In Spain they are now trying to develop new postgraduate programs and, happyly, bioanalysis is one of the matters considered in almost all Master designs in chemistry and biochemistry. A similar approach to that followed in Budapest is being implemented in Complutense University of Madrid. Furthermore, Jose Pingarron is co-director of a Master on Clinical Analysis.
4. "Collect and disseminate information on educational materials and activities (such as curricula, courses, books, textbooks, etc.) which integrate analytical and bioanalytical chemistry."
George Horvai has received a copy of A. Manz et al's textbook
(Bioanalytical Chemistry (Paperback) by Andreas Manz, Nicole Pamme, Dimitri Iossifidis, ISBN: 1860943713)

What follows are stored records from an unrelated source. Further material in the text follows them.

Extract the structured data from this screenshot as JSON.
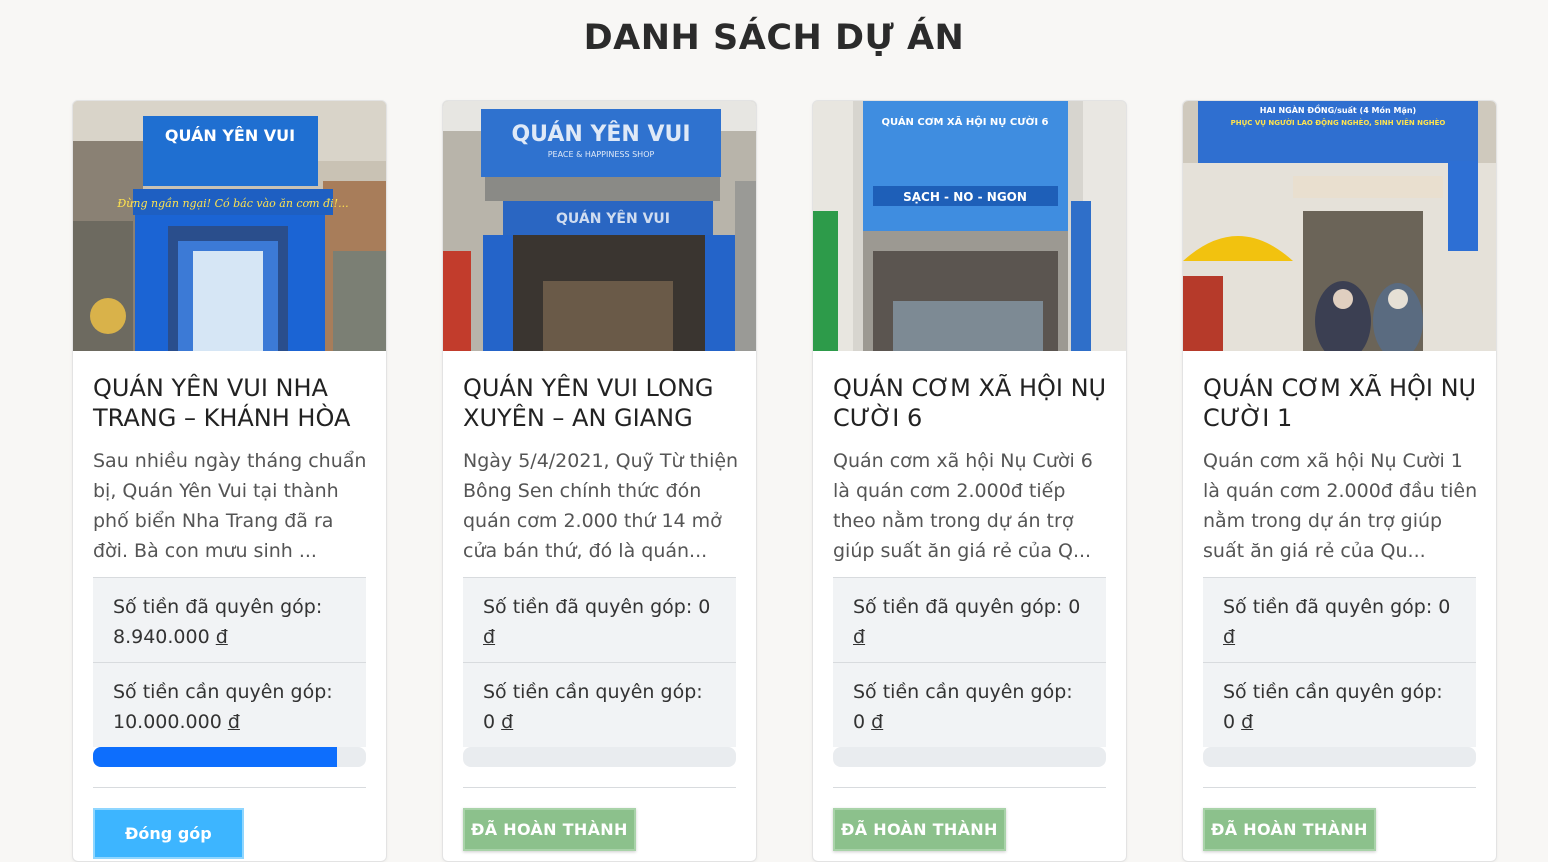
{
  "page": {
    "title": "DANH SÁCH DỰ ÁN"
  },
  "cards": [
    {
      "sign_text": "QUÁN YÊN VUI",
      "banner_text": "Đừng ngần ngại! Có bác vào ăn cơm đi!...",
      "title": "QUÁN YÊN VUI NHA TRANG – KHÁNH HÒA",
      "description": "Sau nhiều ngày tháng chuẩn bị, Quán Yên Vui tại thành phố biển Nha Trang đã ra đời. Bà con mưu sinh ...",
      "donated_label": "Số tiền đã quyên góp:",
      "donated_value": "8.940.000",
      "needed_label": "Số tiền cần quyên góp:",
      "needed_value": "10.000.000",
      "currency": "đ",
      "progress": 0.894,
      "button_label": "Đóng góp"
    },
    {
      "sign_text": "QUÁN YÊN VUI",
      "sign_sub": "PEACE & HAPPINESS SHOP",
      "title": "QUÁN YÊN VUI LONG XUYÊN – AN GIANG",
      "description": "Ngày 5/4/2021, Quỹ Từ thiện Bông Sen chính thức đón quán cơm 2.000 thứ 14 mở cửa bán thứ, đó là quán...",
      "donated_label": "Số tiền đã quyên góp:",
      "donated_value": "0",
      "needed_label": "Số tiền cần quyên góp:",
      "needed_value": "0",
      "currency": "đ",
      "progress": 0,
      "button_label": "ĐÃ HOÀN THÀNH"
    },
    {
      "sign_text": "QUÁN CƠM XÃ HỘI NỤ CƯỜI 6",
      "sign_sub": "SẠCH - NO - NGON",
      "title": "QUÁN CƠM XÃ HỘI NỤ CƯỜI 6",
      "description": "Quán cơm xã hội Nụ Cười 6 là quán cơm 2.000đ tiếp theo nằm trong dự án trợ giúp suất ăn giá rẻ của Q...",
      "donated_label": "Số tiền đã quyên góp:",
      "donated_value": "0",
      "needed_label": "Số tiền cần quyên góp:",
      "needed_value": "0",
      "currency": "đ",
      "progress": 0,
      "button_label": "ĐÃ HOÀN THÀNH"
    },
    {
      "sign_text": "HAI NGÀN ĐỒNG/suất (4 Món Mặn)",
      "sign_sub": "PHỤC VỤ NGƯỜI LAO ĐỘNG NGHÈO, SINH VIÊN NGHÈO",
      "title": "QUÁN CƠM XÃ HỘI NỤ CƯỜI 1",
      "description": "Quán cơm xã hội Nụ Cười 1 là quán cơm 2.000đ đầu tiên nằm trong dự án trợ giúp suất ăn giá rẻ của Qu...",
      "donated_label": "Số tiền đã quyên góp:",
      "donated_value": "0",
      "needed_label": "Số tiền cần quyên góp:",
      "needed_value": "0",
      "currency": "đ",
      "progress": 0,
      "button_label": "ĐÃ HOÀN THÀNH"
    }
  ],
  "colors": {
    "background": "#f8f7f5",
    "progress_fill": "#0d6efd",
    "done_button": "#8cc18c",
    "donate_button": "#3db5ff"
  }
}
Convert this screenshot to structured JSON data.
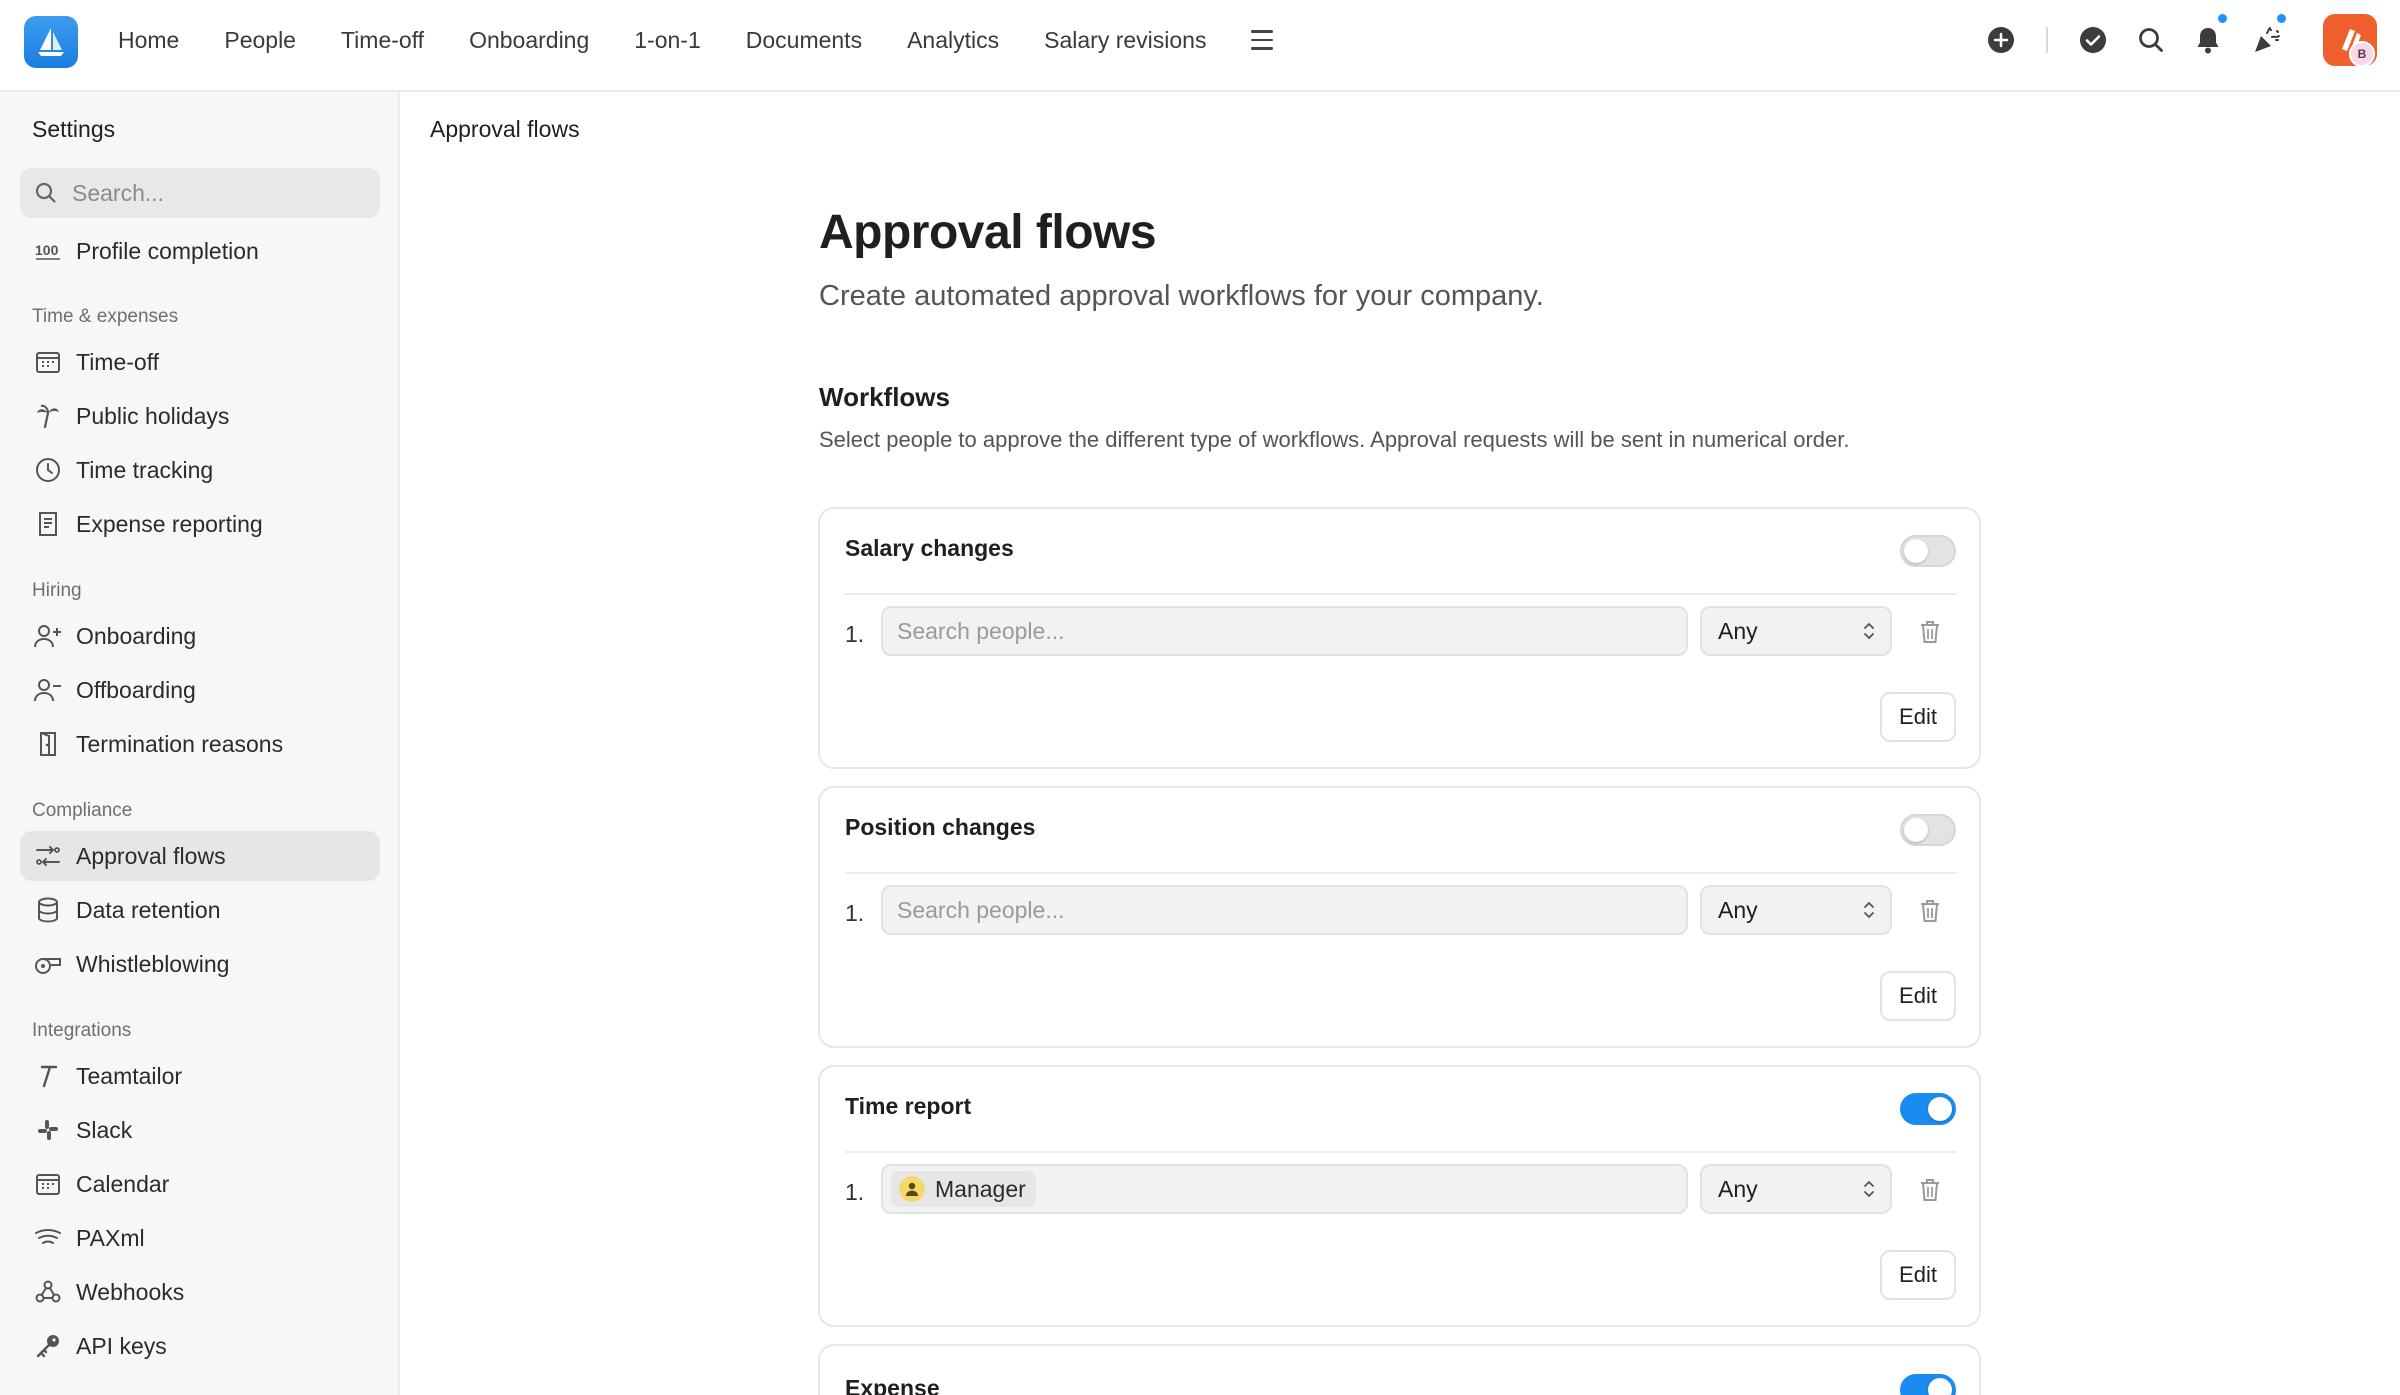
{
  "topnav": {
    "items": [
      "Home",
      "People",
      "Time-off",
      "Onboarding",
      "1-on-1",
      "Documents",
      "Analytics",
      "Salary revisions"
    ],
    "avatar_initial": "B"
  },
  "sidebar": {
    "title": "Settings",
    "search_placeholder": "Search...",
    "profile_completion": "Profile completion",
    "sections": {
      "time_expenses": "Time & expenses",
      "hiring": "Hiring",
      "compliance": "Compliance",
      "integrations": "Integrations"
    },
    "items": {
      "time_off": "Time-off",
      "public_holidays": "Public holidays",
      "time_tracking": "Time tracking",
      "expense_reporting": "Expense reporting",
      "onboarding": "Onboarding",
      "offboarding": "Offboarding",
      "termination_reasons": "Termination reasons",
      "approval_flows": "Approval flows",
      "data_retention": "Data retention",
      "whistleblowing": "Whistleblowing",
      "teamtailor": "Teamtailor",
      "slack": "Slack",
      "calendar": "Calendar",
      "paxml": "PAXml",
      "webhooks": "Webhooks",
      "api_keys": "API keys"
    }
  },
  "main": {
    "breadcrumb": "Approval flows",
    "title": "Approval flows",
    "subtitle": "Create automated approval workflows for your company.",
    "workflows_title": "Workflows",
    "workflows_desc": "Select people to approve the different type of workflows. Approval requests will be sent in numerical order.",
    "cards": [
      {
        "title": "Salary changes",
        "enabled": false,
        "row_num": "1.",
        "placeholder": "Search people...",
        "select": "Any",
        "edit": "Edit"
      },
      {
        "title": "Position changes",
        "enabled": false,
        "row_num": "1.",
        "placeholder": "Search people...",
        "select": "Any",
        "edit": "Edit"
      },
      {
        "title": "Time report",
        "enabled": true,
        "row_num": "1.",
        "chip": "Manager",
        "select": "Any",
        "edit": "Edit"
      },
      {
        "title": "Expense",
        "enabled": true
      }
    ]
  },
  "colors": {
    "accent": "#1a8cf0",
    "brand_logo": "#1a7ee0",
    "avatar": "#f0602c"
  }
}
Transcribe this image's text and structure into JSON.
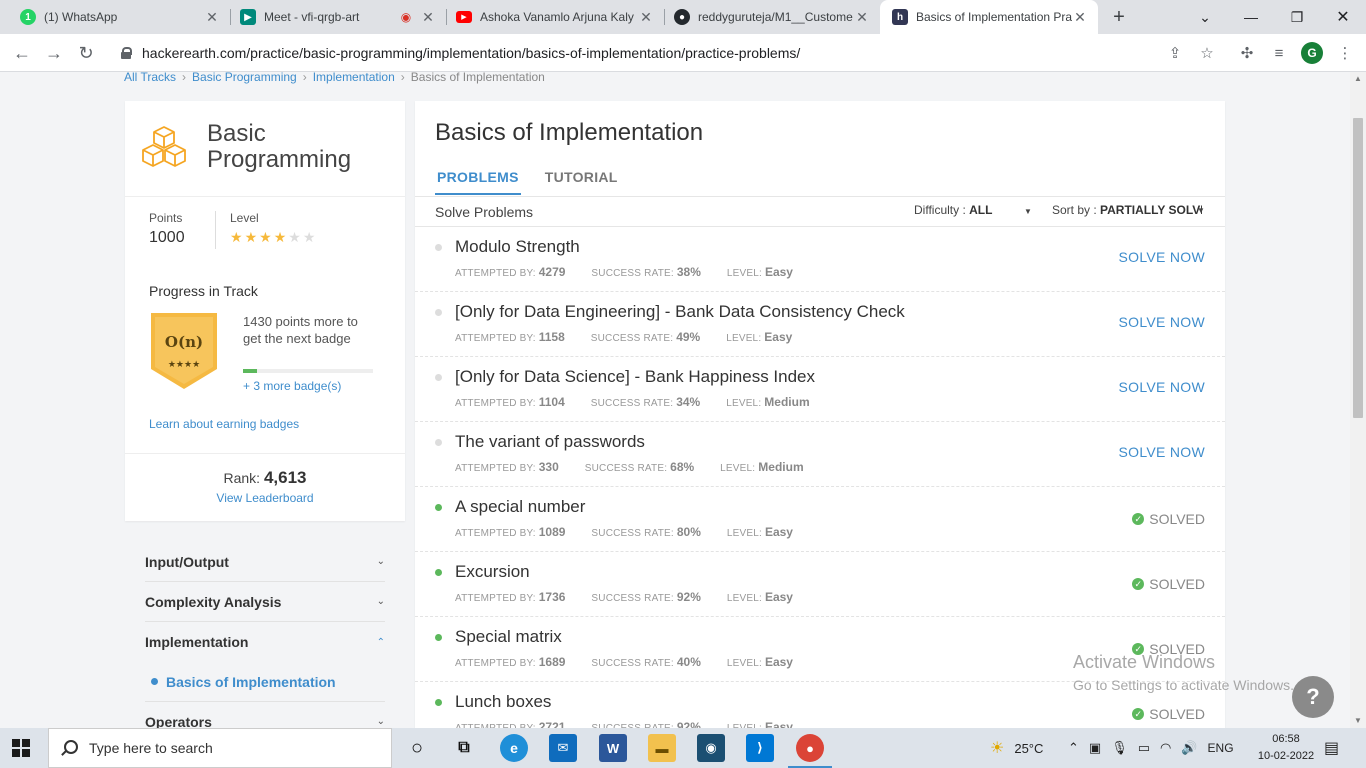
{
  "browser": {
    "tabs": [
      {
        "title": "(1) WhatsApp",
        "icon": "whatsapp-icon",
        "color": "#25d366",
        "badge": "1"
      },
      {
        "title": "Meet - vfi-qrgb-art",
        "icon": "google-meet-icon",
        "color": "#00897b",
        "badge": ""
      },
      {
        "title": "Ashoka Vanamlo Arjuna Kaly",
        "icon": "youtube-icon",
        "color": "#ff0000",
        "badge": ""
      },
      {
        "title": "reddyguruteja/M1__Custome",
        "icon": "github-icon",
        "color": "#24292e",
        "badge": ""
      },
      {
        "title": "Basics of Implementation Pra",
        "icon": "hackerearth-icon",
        "color": "#323754",
        "badge": "h"
      }
    ],
    "url": "hackerearth.com/practice/basic-programming/implementation/basics-of-implementation/practice-problems/",
    "profile_initial": "G"
  },
  "breadcrumb": [
    "All Tracks",
    "Basic Programming",
    "Implementation",
    "Basics of Implementation"
  ],
  "track": {
    "title_line1": "Basic",
    "title_line2": "Programming",
    "points_label": "Points",
    "points_value": "1000",
    "level_label": "Level",
    "level_stars": 4,
    "level_max": 6,
    "progress_title": "Progress in Track",
    "badge_symbol": "O(n)",
    "badge_stars": "★★★★",
    "badge_text": "1430 points more to get the next badge",
    "badge_progress": 0.11,
    "more_badges": "+ 3 more badge(s)",
    "learn_link": "Learn about earning badges",
    "rank_label": "Rank:",
    "rank_value": "4,613",
    "leaderboard_link": "View Leaderboard"
  },
  "topics": {
    "input_output": "Input/Output",
    "complexity": "Complexity Analysis",
    "implementation": "Implementation",
    "basics": "Basics of Implementation",
    "operators": "Operators"
  },
  "main": {
    "title": "Basics of Implementation",
    "tab_problems": "PROBLEMS",
    "tab_tutorial": "TUTORIAL",
    "solve_label": "Solve Problems",
    "difficulty_label": "Difficulty :",
    "difficulty_value": "ALL",
    "sort_label": "Sort by :",
    "sort_value": "PARTIALLY SOLVED",
    "attempted_label": "ATTEMPTED BY:",
    "success_label": "SUCCESS RATE:",
    "level_label": "LEVEL:",
    "solve_now": "SOLVE NOW",
    "solved": "SOLVED"
  },
  "problems": [
    {
      "name": "Modulo Strength",
      "attempted": "4279",
      "success": "38%",
      "level": "Easy",
      "solved": false
    },
    {
      "name": "[Only for Data Engineering] - Bank Data Consistency Check",
      "attempted": "1158",
      "success": "49%",
      "level": "Easy",
      "solved": false
    },
    {
      "name": "[Only for Data Science] - Bank Happiness Index",
      "attempted": "1104",
      "success": "34%",
      "level": "Medium",
      "solved": false
    },
    {
      "name": "The variant of passwords",
      "attempted": "330",
      "success": "68%",
      "level": "Medium",
      "solved": false
    },
    {
      "name": "A special number",
      "attempted": "1089",
      "success": "80%",
      "level": "Easy",
      "solved": true
    },
    {
      "name": "Excursion",
      "attempted": "1736",
      "success": "92%",
      "level": "Easy",
      "solved": true
    },
    {
      "name": "Special matrix",
      "attempted": "1689",
      "success": "40%",
      "level": "Easy",
      "solved": true
    },
    {
      "name": "Lunch boxes",
      "attempted": "2721",
      "success": "92%",
      "level": "Easy",
      "solved": true
    }
  ],
  "watermark": {
    "line1": "Activate Windows",
    "line2": "Go to Settings to activate Windows."
  },
  "taskbar": {
    "search_placeholder": "Type here to search",
    "weather": "25°C",
    "language": "ENG",
    "time": "06:58",
    "date": "10-02-2022"
  }
}
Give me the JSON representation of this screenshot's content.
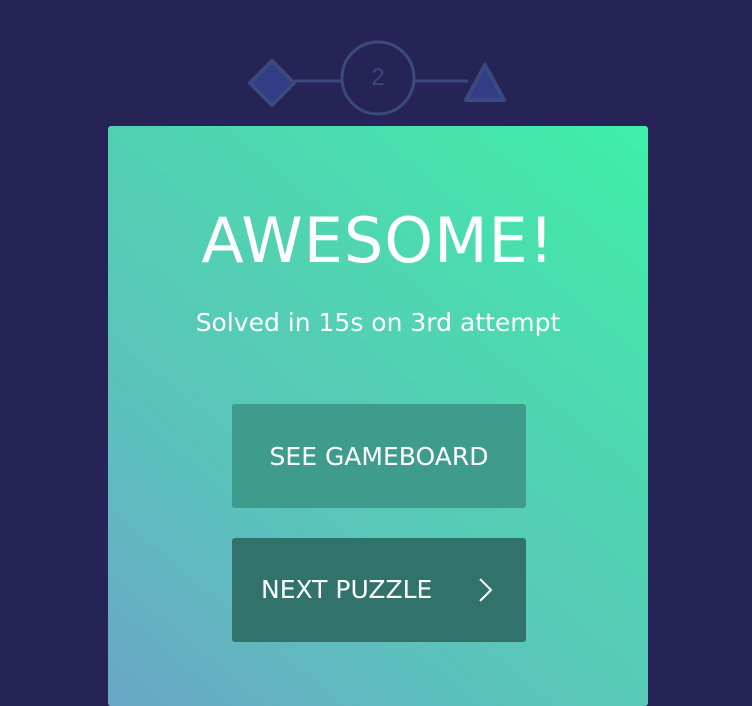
{
  "progress": {
    "current_step": "2",
    "steps": [
      "diamond-icon",
      "2",
      "triangle-icon"
    ],
    "colors": {
      "shape_fill": "#333d86",
      "shape_stroke": "#3a4a7d",
      "line": "#3a4a7d"
    }
  },
  "result": {
    "headline": "AWESOME!",
    "subtitle": "Solved in 15s on 3rd attempt"
  },
  "actions": {
    "see_gameboard_label": "SEE GAMEBOARD",
    "next_puzzle_label": "NEXT PUZZLE",
    "next_icon": "chevron-right-icon"
  },
  "colors": {
    "background": "#262456",
    "card_gradient": [
      "#3fefa9",
      "#6aa6c6"
    ],
    "button_primary": "#3f9c8d",
    "button_dark": "#31736a",
    "text": "#ffffff"
  }
}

and also bought a similar textbook by F. Scheller and colleagues
(Analytische Biochemie: Eine Praktische Einführung in das Messen mit Biomolekülen (Paperback) by Ulla Wollenberger, Frank F. Bier, Frieder W. Scheller, Reinhard Renneberg, ISBN: 3527301666).
Both are reasonably good, clear textbooks on undergraduate level.
Jose Pingarron also uses the Manz textbook for teaching. Other titles on the topic he has found are:
"Nanobiotechnology. Concepts, applications and perspectives", Niemeyer, Christof M./Mirkin, Chad A. (eds.), 2004 ISBN 3-527-30658-7 Wiley-VCH.
"Bioanalytical Chemistry", Susan R. Mikkelsen, Eduardo Corton, 2004, Wiley
5. "Find the important representatives of the bioanalytical community and establish links to them or convince them to join us."
A few interesting names have been collected, partly through interviewing some colleagues internationally. This list is very provisional and needs further checks.
- Righetti (Verona),
- Abersold (Switzerland),
- Irth (Netherlands),
- Mann, Matthias (Germany),
- Nicholson, Jeremy (GB),
- Uhlen (Uppsala),
- Bonn and Guttman (Innsbruck).
- Scheller (Potsdam)
- Manz (Dortmund)
- Marko-Varga (Sweden)
- Hjerten (Sweden)
- Mascini (Florence)
- Hall, Elisabeth H. (Cambridge)
6. "Collect and disseminate information on standardization, reference materials, etc. in bioanalysis."
Hendrik Emons’ Unit at IRMM in Geel was very active (again) in research for new reference materials, international harmonization and networking at CCQM and European level (areas such as health, proteins, GMO, microbiology, pathogens,...). They reported their achievements in the Annual Report 2005 of IRMM (www.irmm.jrc.be, "what's new") under specific headings for bioanalysis/biotechnology.
7. We have not worked on the following agenda points:
Consider a web page for disseminating information. (A European institution or a big library with continuous funding should be persuaded.)
Try to give a definition of bioanalytical chemistry (define the range of activities and the required qualifications for specialists in bioanalytical chemistry).
Jan Labuda has been nominated to the Analytical Chemistry Division of IUPAC from 2006 for Bioanalytical Chemistry, so it seems that he shall have an opportunity to act and to transfer information between DAC EuCheMS and AC Division of IUPAC. Concerning this role at IUPAC Division, he has to act also as a member of the task group for Biological Chemistry of the Division III, Organic and Biomolecular Division.
Report of Study Group Bioanalytics